The Alpine Dachsbrake is intelligent, kind, sociable, and courageous. Initially utilized as a working dog by mountain huntsman, this breed is hardy, possesses a good work ethic, and can tolerate extreme weather conditions. They make wonderful companions and they are very friendly by nature.
The Alpine Dachsbracke doesn’t have any known genetic problems. Their average lifespan is around 12 years.
A similar dog to the Alpine Dachsbracke was utilized as a hunting dog in ancient times. Between the years of 1881 and 1885, Crown Prince Rudolf of Habsburg required that Alpine Dachsbracken be included on his hunting trips. The breed was officially recognized in 1932 in Austria as the third breed of Scenthound. Austria is still considered to be the Alpine Dachsbracke’s country of origin.
Easy to groom and take care of, the Alpine Dachsbracke’s short, thick coat only requires brushing and mild soap as necessary. Occasionally, the breed can be dry shampooed. Ears of this breed should be regularly checked for signs of infection, and the nails should be kept trimmed.
The Alpine Dachsbracke is an excellent companion for families with small households or apartments. They are comparatively active indoors, and they don’t need a yard. Still, the breed needs plenty of exercise, so it’s important for their owner(s) to ensure they remain active inside.
If you're having problems training your dog or getting control, you should read our review of DogProblems.com. Adam will do whatever it takes to help you whip your dog into shape. I've used them to help with my Great Dane as well as help friends train their dogs. It's the first place I go to help answer users Questions. Many training issues are too extensive to answer in this forum, which is why I refer a lot of the load to his site.
Update: I've been using and recommending DogProblems for three years now.

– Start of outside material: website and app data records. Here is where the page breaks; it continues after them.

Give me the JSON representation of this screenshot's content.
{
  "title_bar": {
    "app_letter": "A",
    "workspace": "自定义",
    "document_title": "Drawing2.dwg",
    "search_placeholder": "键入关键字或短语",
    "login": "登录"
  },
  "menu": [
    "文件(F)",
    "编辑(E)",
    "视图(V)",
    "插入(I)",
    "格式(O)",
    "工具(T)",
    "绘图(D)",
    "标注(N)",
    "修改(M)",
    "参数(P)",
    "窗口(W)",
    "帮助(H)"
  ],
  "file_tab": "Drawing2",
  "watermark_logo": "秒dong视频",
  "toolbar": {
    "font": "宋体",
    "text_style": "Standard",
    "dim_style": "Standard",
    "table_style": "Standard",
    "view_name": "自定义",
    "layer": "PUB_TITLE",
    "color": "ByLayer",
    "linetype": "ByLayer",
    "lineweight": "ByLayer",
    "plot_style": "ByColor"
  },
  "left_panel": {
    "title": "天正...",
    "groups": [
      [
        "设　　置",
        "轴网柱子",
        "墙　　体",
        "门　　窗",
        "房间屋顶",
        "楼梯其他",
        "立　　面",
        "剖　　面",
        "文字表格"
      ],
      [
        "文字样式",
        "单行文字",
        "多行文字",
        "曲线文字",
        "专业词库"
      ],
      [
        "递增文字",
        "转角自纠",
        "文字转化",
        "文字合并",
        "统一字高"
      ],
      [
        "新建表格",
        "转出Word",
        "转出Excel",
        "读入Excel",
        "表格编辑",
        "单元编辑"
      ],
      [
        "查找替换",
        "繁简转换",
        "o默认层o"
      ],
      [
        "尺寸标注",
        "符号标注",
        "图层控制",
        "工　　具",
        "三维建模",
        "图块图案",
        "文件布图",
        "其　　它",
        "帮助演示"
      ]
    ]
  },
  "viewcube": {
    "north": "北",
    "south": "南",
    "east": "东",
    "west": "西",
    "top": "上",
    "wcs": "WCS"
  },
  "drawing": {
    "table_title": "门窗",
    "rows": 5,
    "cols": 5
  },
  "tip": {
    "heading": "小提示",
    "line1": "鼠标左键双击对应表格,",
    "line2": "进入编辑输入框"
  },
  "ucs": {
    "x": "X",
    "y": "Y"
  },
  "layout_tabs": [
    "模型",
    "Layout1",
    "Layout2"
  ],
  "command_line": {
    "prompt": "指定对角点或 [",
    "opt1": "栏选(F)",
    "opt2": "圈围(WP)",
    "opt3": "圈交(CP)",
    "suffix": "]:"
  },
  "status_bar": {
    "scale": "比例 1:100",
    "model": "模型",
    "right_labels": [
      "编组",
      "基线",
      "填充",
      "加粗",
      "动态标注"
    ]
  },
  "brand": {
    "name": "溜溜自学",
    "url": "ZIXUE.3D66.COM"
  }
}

I, as well as my users, value the techniques we've learned. I get weekly emails from users who have become better owners from the information they received.